|International Classification||G02B21/06, H04N9/04, G02B5/18, G01J3/28|
|Cooperative Classification||G01J2003/1282, G01J3/18, G01J3/32, G01J3/10|
|European Classification||G01J3/32, G01J3/18, G01J3/10|
|Jul 19, 2004||AS||Assignment|
Owner name: AGILENT TECHNOLOGIES, INC., COLORADO
Free format text: ASSIGNMENT OF ASSIGNORS INTEREST;ASSIGNORS:GROT, ANNETTE C.;VENKATESH, SHALINI;REEL/FRAME:014866/0698;SIGNING DATES FROM 20040223 TO 20040224
|Apr 19, 2010||REMI||Maintenance fee reminder mailed|
|Sep 12, 2010||LAPS||Lapse for failure to pay maintenance fees|

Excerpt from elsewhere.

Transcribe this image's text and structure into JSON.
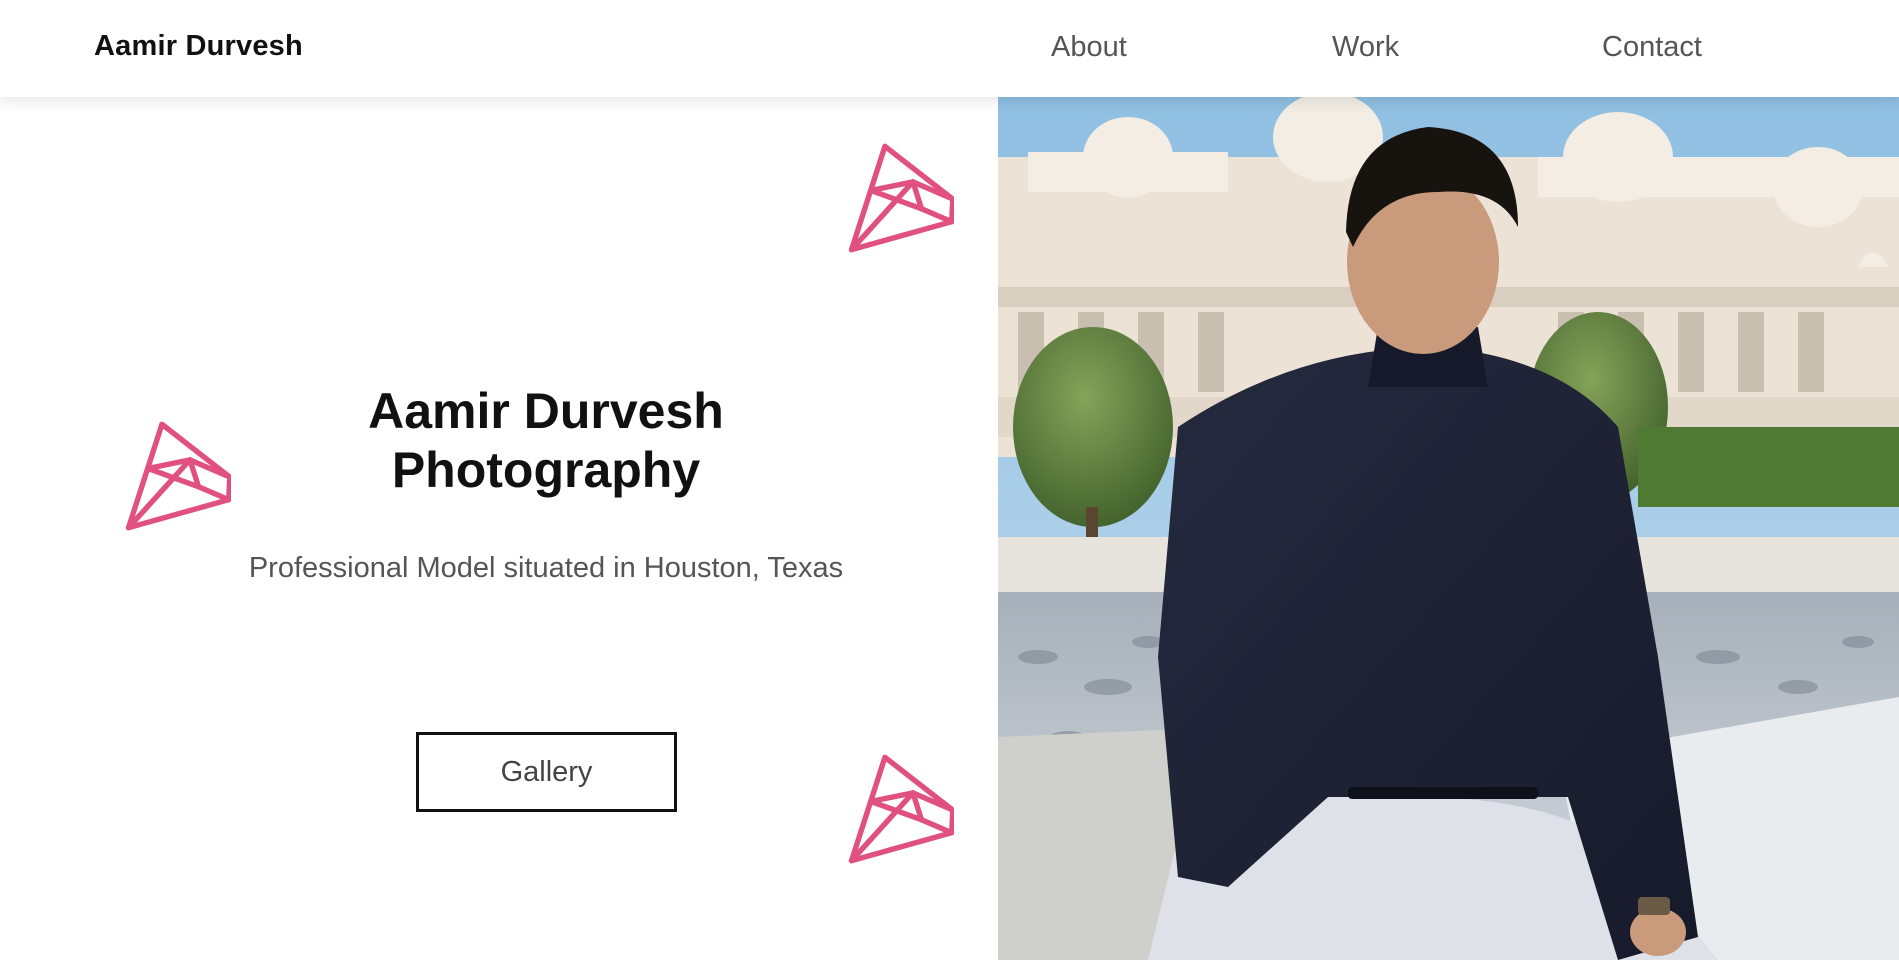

|Nov 2, 2010||FP||Expired due to failure to pay maintenance fee|
Effective date: 20100912